props object to pass into the React component.
To reduce boilerplate, we added the automatic inferring of a bindings definition based on the React component
.propTypes. We ran into a problem with this later on when hooking up callbacks, but more on that later…
Trigger React component re-render when Angular component scope updates
Angular calls the
$scope.onChanges handler of a component whenever the scope is updated.
render function again with a DOM node that already has a React component mounted results in a re-render instead, we could simply use the same function we defined for the
$scope.$onInit handler to cover our re-rendering needs.
Pass Angular callbacks as React props
In the beginning, we used
'&' bindings for functions. This was a two-fold mistake as you’ll see in a minute.
We generated bindings for our wrapper Angular component based on the React components

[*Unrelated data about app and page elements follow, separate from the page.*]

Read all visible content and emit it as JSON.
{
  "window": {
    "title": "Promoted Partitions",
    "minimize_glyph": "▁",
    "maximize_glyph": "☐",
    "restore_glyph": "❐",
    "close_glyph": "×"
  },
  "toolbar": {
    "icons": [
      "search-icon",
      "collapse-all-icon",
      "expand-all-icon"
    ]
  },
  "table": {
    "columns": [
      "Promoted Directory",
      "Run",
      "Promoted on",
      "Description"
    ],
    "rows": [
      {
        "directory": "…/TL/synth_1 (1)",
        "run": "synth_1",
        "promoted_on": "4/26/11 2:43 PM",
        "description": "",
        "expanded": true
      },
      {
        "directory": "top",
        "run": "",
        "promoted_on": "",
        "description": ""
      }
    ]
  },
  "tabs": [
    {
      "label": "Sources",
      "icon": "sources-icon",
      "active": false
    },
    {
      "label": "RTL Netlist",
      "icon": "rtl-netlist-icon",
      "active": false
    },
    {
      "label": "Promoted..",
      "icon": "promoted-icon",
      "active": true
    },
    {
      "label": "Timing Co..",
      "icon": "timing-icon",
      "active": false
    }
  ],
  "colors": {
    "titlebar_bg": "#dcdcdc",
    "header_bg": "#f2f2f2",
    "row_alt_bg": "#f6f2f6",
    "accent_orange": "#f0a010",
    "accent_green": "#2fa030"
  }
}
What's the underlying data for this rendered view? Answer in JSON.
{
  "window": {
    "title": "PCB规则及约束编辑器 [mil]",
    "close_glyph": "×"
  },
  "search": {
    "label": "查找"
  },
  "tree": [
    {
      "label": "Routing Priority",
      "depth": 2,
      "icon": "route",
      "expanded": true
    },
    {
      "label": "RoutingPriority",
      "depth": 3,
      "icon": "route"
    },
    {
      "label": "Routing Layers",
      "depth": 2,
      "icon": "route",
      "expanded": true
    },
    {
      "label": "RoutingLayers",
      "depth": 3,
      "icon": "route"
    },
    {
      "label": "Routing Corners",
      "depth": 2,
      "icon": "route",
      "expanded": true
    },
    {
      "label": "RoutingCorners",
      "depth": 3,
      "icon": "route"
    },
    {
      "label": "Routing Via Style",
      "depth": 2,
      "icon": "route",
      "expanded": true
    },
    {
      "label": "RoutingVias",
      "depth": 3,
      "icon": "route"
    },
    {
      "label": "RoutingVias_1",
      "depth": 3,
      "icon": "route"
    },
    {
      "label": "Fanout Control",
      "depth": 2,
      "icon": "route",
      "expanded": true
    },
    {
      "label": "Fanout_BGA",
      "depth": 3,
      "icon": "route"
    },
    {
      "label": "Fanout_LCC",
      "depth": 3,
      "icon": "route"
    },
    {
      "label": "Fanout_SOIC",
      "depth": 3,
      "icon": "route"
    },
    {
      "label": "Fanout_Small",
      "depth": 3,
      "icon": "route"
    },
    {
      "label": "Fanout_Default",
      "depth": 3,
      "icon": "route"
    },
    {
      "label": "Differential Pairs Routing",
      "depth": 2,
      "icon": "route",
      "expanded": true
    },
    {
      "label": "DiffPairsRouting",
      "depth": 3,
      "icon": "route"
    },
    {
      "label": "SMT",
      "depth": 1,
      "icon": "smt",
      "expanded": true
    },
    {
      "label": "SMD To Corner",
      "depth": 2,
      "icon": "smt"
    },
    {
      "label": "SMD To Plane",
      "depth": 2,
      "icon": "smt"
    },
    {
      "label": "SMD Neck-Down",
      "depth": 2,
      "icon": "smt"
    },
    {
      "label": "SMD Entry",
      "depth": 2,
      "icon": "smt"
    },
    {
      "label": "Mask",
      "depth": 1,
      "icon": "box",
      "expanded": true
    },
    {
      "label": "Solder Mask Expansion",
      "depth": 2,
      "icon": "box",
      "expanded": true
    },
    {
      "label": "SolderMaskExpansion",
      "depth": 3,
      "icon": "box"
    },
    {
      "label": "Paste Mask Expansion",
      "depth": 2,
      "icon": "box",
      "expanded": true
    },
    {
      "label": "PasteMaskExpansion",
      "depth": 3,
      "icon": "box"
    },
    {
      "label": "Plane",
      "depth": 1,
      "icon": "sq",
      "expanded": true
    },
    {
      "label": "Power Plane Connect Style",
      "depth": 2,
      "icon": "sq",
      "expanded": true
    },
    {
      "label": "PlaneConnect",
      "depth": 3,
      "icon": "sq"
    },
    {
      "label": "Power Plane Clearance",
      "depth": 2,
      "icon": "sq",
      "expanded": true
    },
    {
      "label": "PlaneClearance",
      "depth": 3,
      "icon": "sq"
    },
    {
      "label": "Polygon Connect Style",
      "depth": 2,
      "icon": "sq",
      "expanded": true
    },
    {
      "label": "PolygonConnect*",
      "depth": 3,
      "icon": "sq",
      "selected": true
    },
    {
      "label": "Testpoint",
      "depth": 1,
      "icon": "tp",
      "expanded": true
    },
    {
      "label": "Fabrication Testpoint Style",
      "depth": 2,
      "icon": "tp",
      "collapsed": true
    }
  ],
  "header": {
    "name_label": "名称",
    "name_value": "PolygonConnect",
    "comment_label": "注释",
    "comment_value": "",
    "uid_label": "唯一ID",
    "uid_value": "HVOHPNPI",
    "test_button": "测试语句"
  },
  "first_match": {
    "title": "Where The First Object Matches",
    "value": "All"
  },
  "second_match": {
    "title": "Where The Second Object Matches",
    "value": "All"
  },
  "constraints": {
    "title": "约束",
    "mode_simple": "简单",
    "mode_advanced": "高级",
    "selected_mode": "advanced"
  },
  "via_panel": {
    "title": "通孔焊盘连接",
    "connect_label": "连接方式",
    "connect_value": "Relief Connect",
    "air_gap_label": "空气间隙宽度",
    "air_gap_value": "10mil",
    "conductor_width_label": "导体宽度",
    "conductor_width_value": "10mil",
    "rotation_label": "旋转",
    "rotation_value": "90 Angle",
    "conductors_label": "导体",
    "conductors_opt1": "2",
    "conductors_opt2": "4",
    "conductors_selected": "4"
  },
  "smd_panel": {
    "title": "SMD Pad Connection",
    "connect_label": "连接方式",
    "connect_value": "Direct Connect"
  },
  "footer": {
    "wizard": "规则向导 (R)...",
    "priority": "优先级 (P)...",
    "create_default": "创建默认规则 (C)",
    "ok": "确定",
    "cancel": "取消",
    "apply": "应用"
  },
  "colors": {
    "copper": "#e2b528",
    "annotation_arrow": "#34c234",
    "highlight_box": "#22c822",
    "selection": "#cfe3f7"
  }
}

For props with a
PropTypes.func validation function, we added a
'&' binding, for all other
prop-types validation functions a simple one-way

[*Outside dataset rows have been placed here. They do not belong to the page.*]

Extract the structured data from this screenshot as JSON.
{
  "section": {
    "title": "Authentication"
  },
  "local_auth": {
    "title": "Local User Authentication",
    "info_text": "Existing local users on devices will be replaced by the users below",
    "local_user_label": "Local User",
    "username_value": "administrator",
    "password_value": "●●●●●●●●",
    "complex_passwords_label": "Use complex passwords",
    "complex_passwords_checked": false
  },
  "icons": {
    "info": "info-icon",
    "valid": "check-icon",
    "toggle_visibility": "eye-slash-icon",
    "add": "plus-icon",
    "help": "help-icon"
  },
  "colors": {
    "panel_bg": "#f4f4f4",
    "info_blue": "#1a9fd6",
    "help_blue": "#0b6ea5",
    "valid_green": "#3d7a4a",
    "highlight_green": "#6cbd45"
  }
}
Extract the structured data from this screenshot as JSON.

We thought this implementation provided the most Angular-like developer experience on the Angular side, and the most React-like developer experience on the React side.

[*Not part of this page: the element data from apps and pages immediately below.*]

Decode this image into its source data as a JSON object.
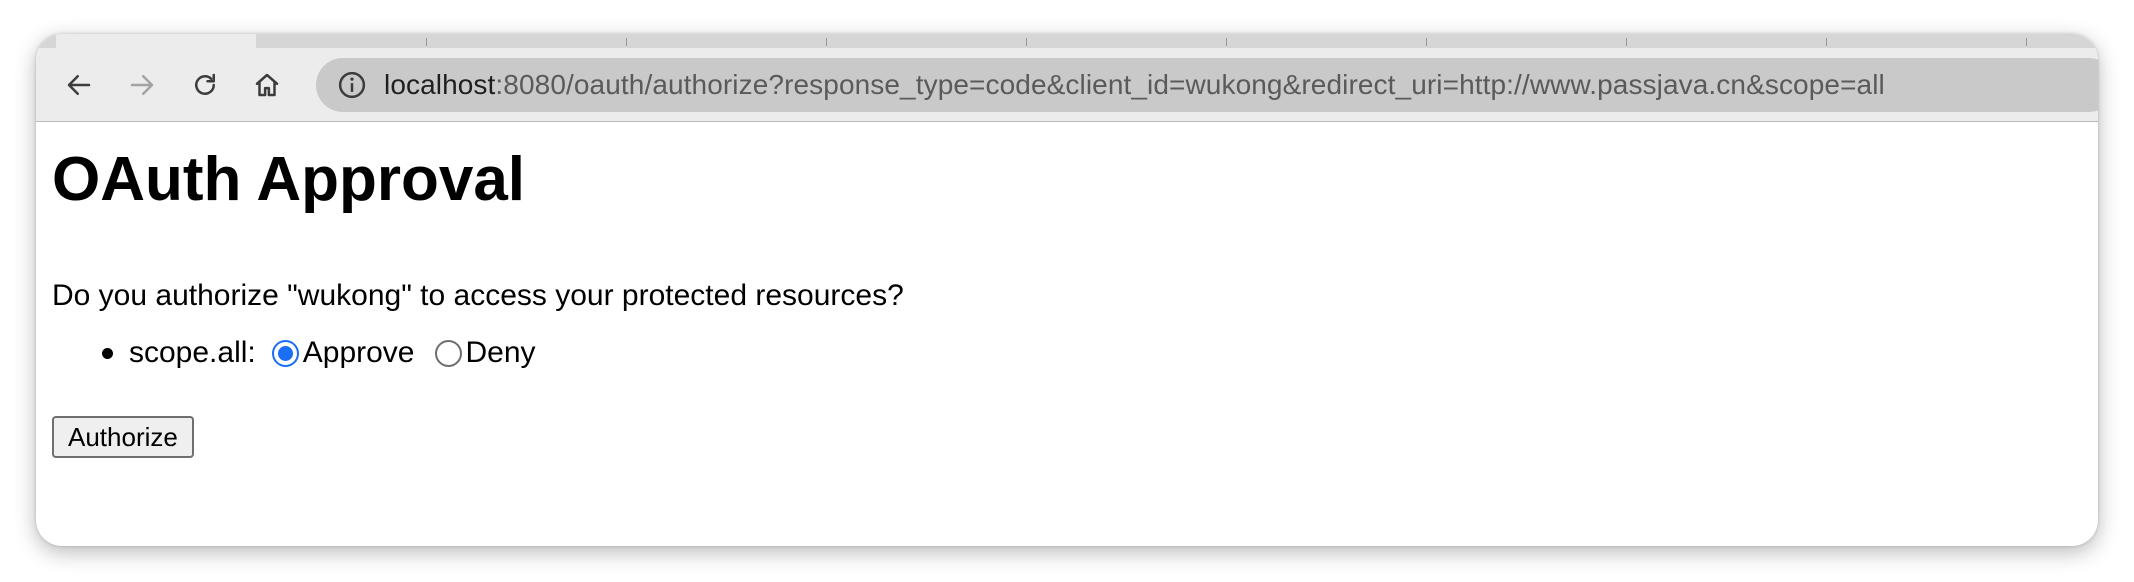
{
  "browser": {
    "url_host": "localhost",
    "url_rest": ":8080/oauth/authorize?response_type=code&client_id=wukong&redirect_uri=http://www.passjava.cn&scope=all",
    "icons": [
      "back-icon",
      "forward-icon",
      "reload-icon",
      "home-icon",
      "site-info-icon"
    ]
  },
  "page": {
    "title": "OAuth Approval",
    "question": "Do you authorize \"wukong\" to access your protected resources?",
    "scopes": [
      {
        "label": "scope.all:",
        "options": [
          {
            "label": "Approve",
            "selected": true
          },
          {
            "label": "Deny",
            "selected": false
          }
        ]
      }
    ],
    "submit_label": "Authorize"
  },
  "colors": {
    "radio_checked": "#1a6ef5"
  }
}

We were partially correct, but it also forced us to deal with Angular’s obtuse conversion of in-template functions to wrapped functions which expect arguments as an object instead of regular arguments.
This is simply what the
'&' binding does internally. It required us to either call Angular callbacks with an object instead of regular arguments inside our React code (bye-bye portable React components!), or write a wrapper React component to handle this mapping for us. By using
'&' bindings, we had to choose between weird Angular concepts infecting our React code or writing more boilerplate. This was the first negative consequence of using
When building our app with production-like settings, we discovered the different
prop-types validation functions got replaced with the same empty dummy function. We could no longer infer our binding types by comparing the
PropTypes.* function defintions. Our
.propTypes inferring mechanism just broke when not building/running the app in development mode. A big no-go, with no clean workaround. This was the second effect of our
The solution was actually very simple, but we needed to make our
'&' mistake first to realize what it was:
'<' bindings for everything! This way we can no longer pass in a function call with arguments into our component, only a bare function without any arguments. This reduces the amount of variable passing code in our templates, removes the need for handling Angular’s argument object mapping and allows us to keep using
.propTypes to infer bindings because we no longer need to check which
prop-types function is used to infer what binding to use! We now only need the object key names of the
.propTypes definition, which doesn’t get lost when building in production mode.
We probably could have gotten it working with both binding types eventually, but this approach reduced boilerplate and complexity. A great example of less is more in action.
Trigger an Angular “re-render” when React calls a callback
The final piece of the puzzle: making Angular re-render its template when we call a callback from React which could possibly affect
Wrapping all bound functions with another function that also calls
$rootScope.apply() while piping through all arguments inside the Angular component’s controller proved to be very effective and covered all of our “re-render on
When bundling up our approach into something that’s easy to use, we ended up with a simple function that would generate an Angular component definition based on a React component. No need to manually define bindings or other glue code.
We decided to name it
ngrc, “Angular React Component”.
This is all the code you need to register a React component for usage inside an Angular app:
import ngrc from 'ngrc'
import MyReactComponent './MyReactComponent'
Reaping the benefits
We have already improved a bunch of existing user interface components, which you’ll be able to enjoy in the near future! More on this soon.
Implementation went fast and we have higher confidence in the quality of the end results for our users.
Can I use this approach for my own apps?
Sure! We made it available on NPM for anyone to use. Check out the package on NPM!